Long said, however, that if local stressors including nutrient pollution can be addressed, and if we can reduce carbon emissions and slow down global warming and the amount of carbon that diffuses into the ocean, “we could turn this situation around before it happens to many similar estuarine systems across the world, preserve the valuable ecological functions of seagrass meadows, and enable their carbon storage potential.”
Funding to support the Marine Biological Laboratory macrophyte data collection was provided by Woods Hole Sea Grant. This research was funded by a WHOI Independent Research and Development grant.
Authors: Matthew H. Long1 and Jordan W. Mora2,3
1Marine Chemistry and Geochemistry Department, Woods Hole Oceanographic Institution, Woods Hole, MA, USA
2Waquoit Bay National Estuarine Research Reserve, Waquoit, MA, USA
3Association to Preserve Cape Cod, Dennis, MA, USA
About Woods Hole Oceanographic Institution
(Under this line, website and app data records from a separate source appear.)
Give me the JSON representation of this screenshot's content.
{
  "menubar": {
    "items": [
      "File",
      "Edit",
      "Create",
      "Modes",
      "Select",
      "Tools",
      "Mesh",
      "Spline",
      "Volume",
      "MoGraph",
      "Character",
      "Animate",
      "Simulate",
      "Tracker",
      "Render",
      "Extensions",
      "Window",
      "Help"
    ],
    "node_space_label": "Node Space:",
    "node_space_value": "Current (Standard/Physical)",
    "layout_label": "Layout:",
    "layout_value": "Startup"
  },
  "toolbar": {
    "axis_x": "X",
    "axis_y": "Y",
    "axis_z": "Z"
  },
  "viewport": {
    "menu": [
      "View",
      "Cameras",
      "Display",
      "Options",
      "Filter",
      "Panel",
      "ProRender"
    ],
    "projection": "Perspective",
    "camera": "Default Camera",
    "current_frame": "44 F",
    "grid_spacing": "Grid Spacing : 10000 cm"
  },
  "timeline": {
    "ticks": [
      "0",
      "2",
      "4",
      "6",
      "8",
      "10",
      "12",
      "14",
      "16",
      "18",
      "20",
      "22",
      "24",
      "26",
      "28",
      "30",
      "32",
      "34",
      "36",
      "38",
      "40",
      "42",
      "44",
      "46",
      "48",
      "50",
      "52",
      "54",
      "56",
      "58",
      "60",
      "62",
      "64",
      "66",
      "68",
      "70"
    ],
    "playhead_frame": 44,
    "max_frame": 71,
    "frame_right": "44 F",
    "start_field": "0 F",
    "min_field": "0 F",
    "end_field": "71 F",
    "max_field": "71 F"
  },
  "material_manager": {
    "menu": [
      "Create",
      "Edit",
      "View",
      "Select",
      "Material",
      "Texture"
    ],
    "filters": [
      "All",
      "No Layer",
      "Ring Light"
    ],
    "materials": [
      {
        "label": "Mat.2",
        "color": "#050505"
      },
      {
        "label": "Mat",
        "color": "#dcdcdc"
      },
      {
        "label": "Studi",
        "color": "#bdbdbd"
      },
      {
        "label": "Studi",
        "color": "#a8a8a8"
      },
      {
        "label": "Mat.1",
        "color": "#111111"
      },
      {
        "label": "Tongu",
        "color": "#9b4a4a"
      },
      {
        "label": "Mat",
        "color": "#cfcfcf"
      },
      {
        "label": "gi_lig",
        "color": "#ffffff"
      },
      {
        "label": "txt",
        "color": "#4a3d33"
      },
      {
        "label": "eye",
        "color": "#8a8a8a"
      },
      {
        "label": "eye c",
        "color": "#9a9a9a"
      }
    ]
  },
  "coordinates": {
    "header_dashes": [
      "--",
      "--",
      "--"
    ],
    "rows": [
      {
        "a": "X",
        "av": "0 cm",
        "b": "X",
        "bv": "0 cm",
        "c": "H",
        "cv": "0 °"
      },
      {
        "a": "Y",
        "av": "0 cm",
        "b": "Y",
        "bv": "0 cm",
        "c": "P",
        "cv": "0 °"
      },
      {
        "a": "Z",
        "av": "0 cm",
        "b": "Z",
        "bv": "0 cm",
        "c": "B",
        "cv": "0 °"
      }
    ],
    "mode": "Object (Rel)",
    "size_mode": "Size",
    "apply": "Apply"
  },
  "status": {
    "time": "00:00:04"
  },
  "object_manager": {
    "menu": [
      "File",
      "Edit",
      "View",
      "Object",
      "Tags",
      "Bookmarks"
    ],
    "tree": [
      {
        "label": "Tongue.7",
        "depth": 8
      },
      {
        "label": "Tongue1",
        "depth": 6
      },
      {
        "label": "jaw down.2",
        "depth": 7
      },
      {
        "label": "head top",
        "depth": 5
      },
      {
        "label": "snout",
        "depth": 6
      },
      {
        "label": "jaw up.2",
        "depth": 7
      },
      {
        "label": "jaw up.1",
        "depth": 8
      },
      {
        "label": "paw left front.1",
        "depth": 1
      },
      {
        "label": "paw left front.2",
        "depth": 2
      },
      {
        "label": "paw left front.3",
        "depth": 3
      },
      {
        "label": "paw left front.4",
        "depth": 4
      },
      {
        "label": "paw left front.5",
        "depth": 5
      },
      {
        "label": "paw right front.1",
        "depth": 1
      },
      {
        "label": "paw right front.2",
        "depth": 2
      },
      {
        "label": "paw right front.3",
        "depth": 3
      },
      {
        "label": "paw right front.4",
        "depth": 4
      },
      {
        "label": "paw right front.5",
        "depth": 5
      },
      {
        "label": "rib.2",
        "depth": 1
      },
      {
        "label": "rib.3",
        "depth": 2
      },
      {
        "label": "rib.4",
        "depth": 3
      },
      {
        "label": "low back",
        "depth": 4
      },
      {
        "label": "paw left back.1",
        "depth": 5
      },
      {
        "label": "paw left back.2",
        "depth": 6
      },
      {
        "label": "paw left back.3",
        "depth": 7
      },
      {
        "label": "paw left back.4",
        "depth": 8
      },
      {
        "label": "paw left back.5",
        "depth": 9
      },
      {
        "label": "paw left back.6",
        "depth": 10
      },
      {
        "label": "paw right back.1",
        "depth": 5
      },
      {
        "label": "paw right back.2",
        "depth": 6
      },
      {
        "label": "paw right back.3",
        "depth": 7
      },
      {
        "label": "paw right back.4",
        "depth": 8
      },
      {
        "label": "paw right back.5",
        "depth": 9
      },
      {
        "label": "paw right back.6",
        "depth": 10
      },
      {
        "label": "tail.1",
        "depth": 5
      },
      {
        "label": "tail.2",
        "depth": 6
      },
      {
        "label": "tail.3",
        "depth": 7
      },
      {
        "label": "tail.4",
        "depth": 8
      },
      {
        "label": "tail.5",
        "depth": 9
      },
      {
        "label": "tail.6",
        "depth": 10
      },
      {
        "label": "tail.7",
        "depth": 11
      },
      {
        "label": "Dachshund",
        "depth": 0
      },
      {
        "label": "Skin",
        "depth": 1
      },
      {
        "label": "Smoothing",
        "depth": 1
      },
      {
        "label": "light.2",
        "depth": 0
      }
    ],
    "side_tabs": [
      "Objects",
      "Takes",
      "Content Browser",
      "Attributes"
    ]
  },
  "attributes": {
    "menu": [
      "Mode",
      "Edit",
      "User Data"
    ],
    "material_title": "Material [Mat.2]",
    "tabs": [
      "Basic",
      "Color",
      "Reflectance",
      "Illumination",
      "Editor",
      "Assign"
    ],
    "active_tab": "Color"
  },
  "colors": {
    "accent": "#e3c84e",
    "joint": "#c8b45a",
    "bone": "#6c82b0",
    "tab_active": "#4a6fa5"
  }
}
The Woods Hole Oceanographic Institution (WHOI) is a private, non-profit organization on Cape Cod, Massachusetts, dedicated to marine research, engineering, and higher education. Established in 1930, its primary mission is to understand the ocean and its interaction with the Earth as a whole, and to communicate an understanding of the ocean’s role in the changing global environment. WHOI’s pioneering discoveries stem from an ideal combination of science and engineering—one that has made it one of the most trusted and technically advanced leaders in basic and applied ocean research and exploration anywhere. WHOI is known for its multidisciplinary approach, superior ship operations, and unparalleled deep-sea robotics capabilities. We play a leading role in ocean observation and operate the most extensive suite of data-gathering platforms in the world. Top scientists, engineers, and students collaborate on more than 800 concurrent projects worldwide—both above and below the waves—pushing the boundaries of knowledge and possibility. For more information, please visit: www.whoi.edu
- That disruption to Waquoit Bay’s ecosystem presents broad concerns about the fate of coastal estuaries worldwide.
- The water quality and overall health of estuaries continue to degrade due to excess nutrients from leaching septic systems, agricultural runoff, and other anthropogenic sources. In addition, warming water temperatures from climate change, particularly in the northeastern United States, exacerbates the nitrogen loading problem by further reducing dissolved oxygen levels and accelerating respiration rates.
- Researchers analyzed 75 years’ worth of local environmental monitoring data to find out what has happened to the estuary. They point to the importance of tapping into and analyzing long-term monitoring data to better understand the changes to Waquoit Bay and potentially to other estuaries as well.
- “Let's not lose the seagrass meadows and the carbon sequestration that we already have in place, and let's actively maintain and restore seagrass meadows. With the loss of seagrass meadows, such as what we've seen in Waquoit Bay, we're actively releasing that carbon back to the atmosphere.”